The first show coming our way, although it doesn’t really count, is Kristin Chenoweth: My Love Letter to Broadway. The reason it doesn’t count is because it’s a very limited run and more of a concert than a Broadway production. Still, it plays next month at the Lunt-Fontanne Theatre, undoubtedly a testament to K-Chen’s masterful career. The event will, I’ve heard, feature different songs/special guests each night.

Next up are the new Broadway revivals of Miss Saigon and Hello Dolly! which feature two of the greatest musical roles ever written for women. The two pieces themselves couldn’t be more different: Victorian-era Yonkers vs. Vietnam War, anyone? But the fact remains that newcomer Eva Noblezada and superstar Bette Midler (as the respective titular characters) are sure to give powerhouse performances and perhaps even snag some Tony Awards. We shall see.

After that comes Anastasia, a theatrical mashup of two Hollywood films (one of them animated) about the biggest Romanov family urban legend. Featuring a tunefully beautiful score by the dynamite Ahrens and Flaherty, the show stars Christy Altomare as Anya, reprising her acclaimed performance from Goodspeed, CT. She will be joined by stage veterans Ramin Karimloo and Mary Beth Peil.

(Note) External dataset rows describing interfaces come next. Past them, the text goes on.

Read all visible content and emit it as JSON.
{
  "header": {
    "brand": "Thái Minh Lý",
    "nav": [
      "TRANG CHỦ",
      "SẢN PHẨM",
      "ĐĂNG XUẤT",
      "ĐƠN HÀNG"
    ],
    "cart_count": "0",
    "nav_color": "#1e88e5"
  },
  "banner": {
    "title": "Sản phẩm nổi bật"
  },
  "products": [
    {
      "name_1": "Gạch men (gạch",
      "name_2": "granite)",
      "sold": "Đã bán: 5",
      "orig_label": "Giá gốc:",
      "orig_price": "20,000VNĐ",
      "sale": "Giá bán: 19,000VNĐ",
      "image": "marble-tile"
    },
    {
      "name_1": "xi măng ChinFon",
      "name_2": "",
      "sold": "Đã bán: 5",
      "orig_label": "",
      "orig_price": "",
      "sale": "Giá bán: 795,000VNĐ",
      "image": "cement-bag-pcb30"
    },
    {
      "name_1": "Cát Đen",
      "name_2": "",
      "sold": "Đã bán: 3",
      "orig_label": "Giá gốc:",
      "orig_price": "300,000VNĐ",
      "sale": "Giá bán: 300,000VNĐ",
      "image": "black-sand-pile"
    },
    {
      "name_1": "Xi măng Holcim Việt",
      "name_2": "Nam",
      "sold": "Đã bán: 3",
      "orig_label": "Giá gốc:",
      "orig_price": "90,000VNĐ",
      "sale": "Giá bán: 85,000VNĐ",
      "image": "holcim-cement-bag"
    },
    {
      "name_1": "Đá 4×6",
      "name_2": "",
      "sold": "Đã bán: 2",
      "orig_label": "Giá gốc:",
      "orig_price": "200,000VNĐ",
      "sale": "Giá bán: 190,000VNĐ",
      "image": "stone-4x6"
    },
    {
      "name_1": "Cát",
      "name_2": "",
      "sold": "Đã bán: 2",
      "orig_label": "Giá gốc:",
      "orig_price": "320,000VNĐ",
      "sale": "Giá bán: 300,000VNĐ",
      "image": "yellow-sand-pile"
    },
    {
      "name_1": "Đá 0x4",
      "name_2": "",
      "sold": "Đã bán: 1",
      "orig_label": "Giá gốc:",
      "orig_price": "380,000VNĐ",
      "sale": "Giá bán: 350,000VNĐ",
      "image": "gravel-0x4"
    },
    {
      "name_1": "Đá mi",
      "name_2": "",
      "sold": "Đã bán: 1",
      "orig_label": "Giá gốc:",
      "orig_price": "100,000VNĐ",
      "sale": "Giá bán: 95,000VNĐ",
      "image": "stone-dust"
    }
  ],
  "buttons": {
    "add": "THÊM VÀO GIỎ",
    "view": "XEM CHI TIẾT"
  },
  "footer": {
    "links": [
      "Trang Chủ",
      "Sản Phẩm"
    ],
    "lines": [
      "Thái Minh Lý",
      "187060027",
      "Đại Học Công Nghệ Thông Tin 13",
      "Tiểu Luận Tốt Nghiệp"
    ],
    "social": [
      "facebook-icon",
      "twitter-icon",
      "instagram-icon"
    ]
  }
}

Finally, it’s the ultimate diva smackdown with War Paint, a new musical about makeup mavens Helena Rubinstein and Elizabeth Arden. And who better to play these larger-than-life personalities than Patti LuPone and Christine Ebersole, respectively?! This show was the biggest hit ever for the Chicago house where it premiered. Performances begin at the Nederlander Theatre on April 6th, 2017.

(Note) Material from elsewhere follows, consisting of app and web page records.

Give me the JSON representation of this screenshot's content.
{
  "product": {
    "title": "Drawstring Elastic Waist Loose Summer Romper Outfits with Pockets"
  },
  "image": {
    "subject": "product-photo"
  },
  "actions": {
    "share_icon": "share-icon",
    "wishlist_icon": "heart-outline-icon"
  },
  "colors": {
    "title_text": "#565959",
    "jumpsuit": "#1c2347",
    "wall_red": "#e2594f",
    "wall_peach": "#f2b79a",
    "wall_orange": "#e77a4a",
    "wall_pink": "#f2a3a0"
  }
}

Which leading lady-driven musical are you most looking forward to this season? Do you have far-too-early Tony predictions? Share your thoughts in the comments!